Goal of the exercise » Copy each line below that contains "true".

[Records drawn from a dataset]
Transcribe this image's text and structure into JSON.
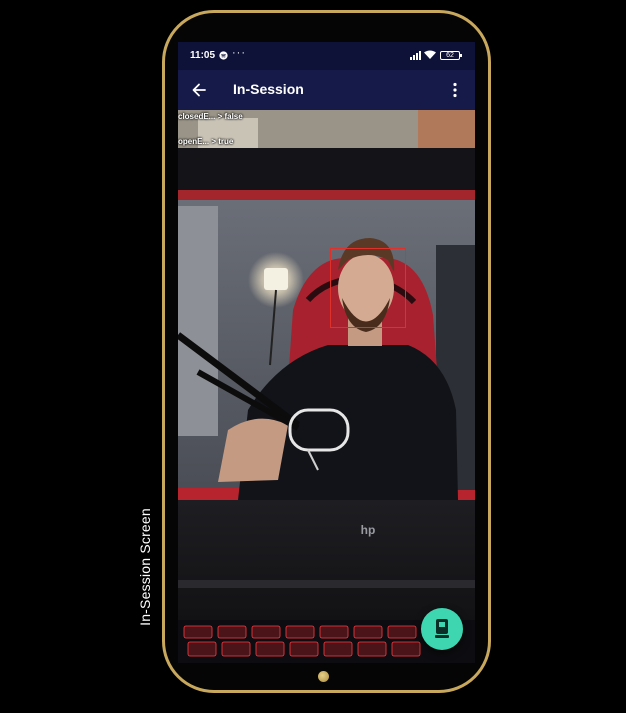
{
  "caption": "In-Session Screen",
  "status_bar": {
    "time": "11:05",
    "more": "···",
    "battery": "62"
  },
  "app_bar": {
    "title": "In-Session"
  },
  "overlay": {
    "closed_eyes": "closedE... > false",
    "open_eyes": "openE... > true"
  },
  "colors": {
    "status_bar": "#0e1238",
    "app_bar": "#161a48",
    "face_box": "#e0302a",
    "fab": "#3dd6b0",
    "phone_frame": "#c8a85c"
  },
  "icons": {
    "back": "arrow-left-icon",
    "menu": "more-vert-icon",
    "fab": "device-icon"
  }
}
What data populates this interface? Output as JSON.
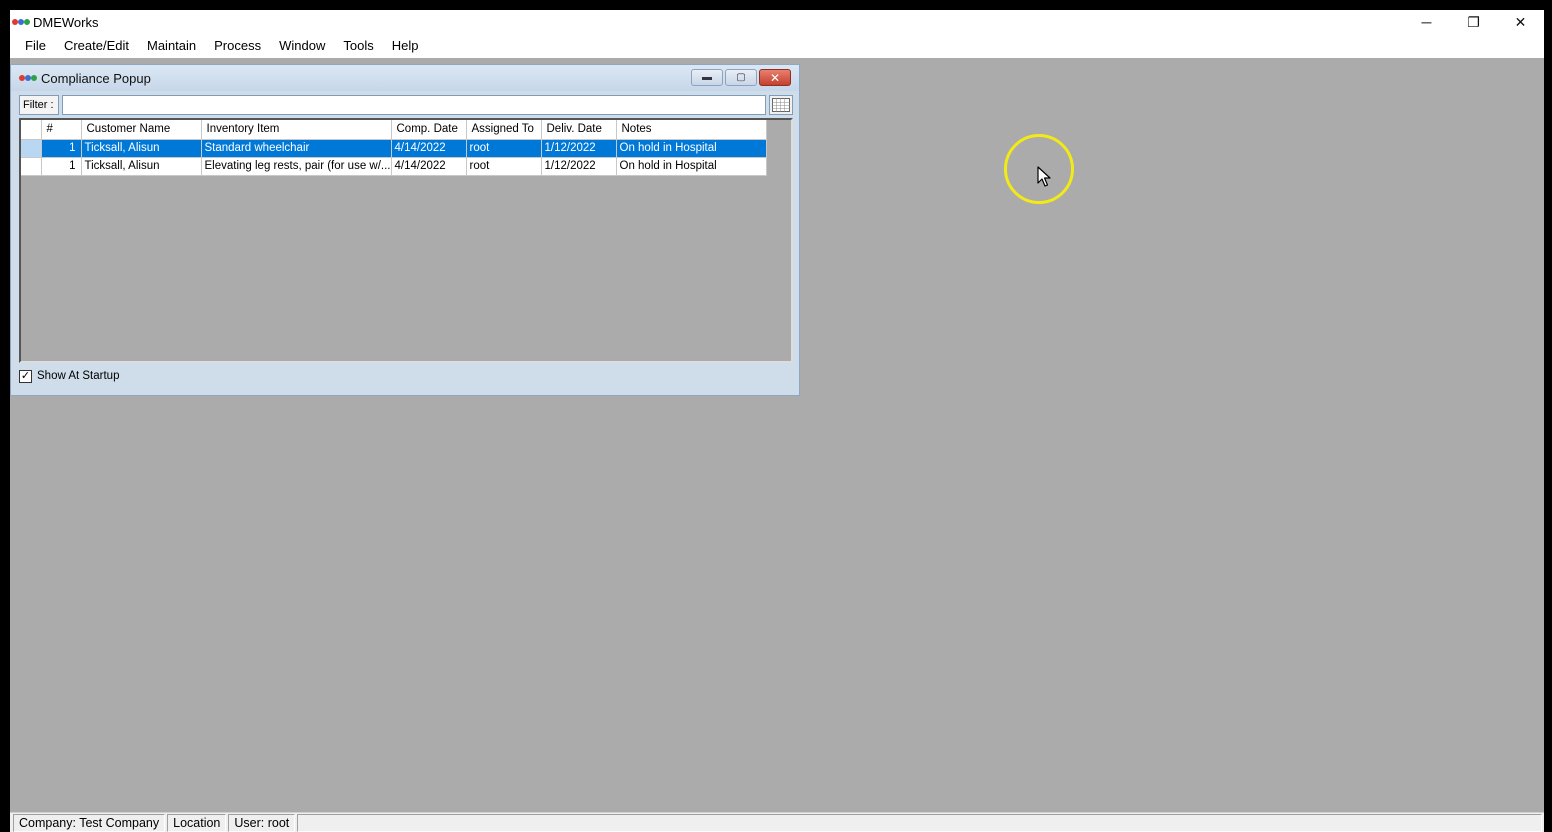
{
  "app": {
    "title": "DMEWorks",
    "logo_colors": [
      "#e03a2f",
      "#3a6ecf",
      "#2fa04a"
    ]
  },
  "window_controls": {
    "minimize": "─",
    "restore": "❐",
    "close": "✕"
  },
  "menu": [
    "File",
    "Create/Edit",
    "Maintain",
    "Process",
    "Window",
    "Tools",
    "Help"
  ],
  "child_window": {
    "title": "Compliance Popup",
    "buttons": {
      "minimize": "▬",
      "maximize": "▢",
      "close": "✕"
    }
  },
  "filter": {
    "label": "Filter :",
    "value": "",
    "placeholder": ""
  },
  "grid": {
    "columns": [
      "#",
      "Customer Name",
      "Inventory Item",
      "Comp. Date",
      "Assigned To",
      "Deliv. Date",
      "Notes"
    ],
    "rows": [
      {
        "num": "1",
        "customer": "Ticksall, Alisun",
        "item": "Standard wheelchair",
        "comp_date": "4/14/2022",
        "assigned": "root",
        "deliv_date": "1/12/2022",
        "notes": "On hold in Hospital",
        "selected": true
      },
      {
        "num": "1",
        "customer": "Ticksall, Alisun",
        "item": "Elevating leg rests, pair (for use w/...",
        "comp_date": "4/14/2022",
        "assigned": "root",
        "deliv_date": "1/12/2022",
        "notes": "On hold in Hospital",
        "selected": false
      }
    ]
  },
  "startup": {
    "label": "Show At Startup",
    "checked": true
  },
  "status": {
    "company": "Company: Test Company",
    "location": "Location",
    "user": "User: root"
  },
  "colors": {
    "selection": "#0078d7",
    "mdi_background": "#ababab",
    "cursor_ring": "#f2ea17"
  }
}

Response »
    "open_eyes": "openE... > true"
        "selected": true
    "checked": true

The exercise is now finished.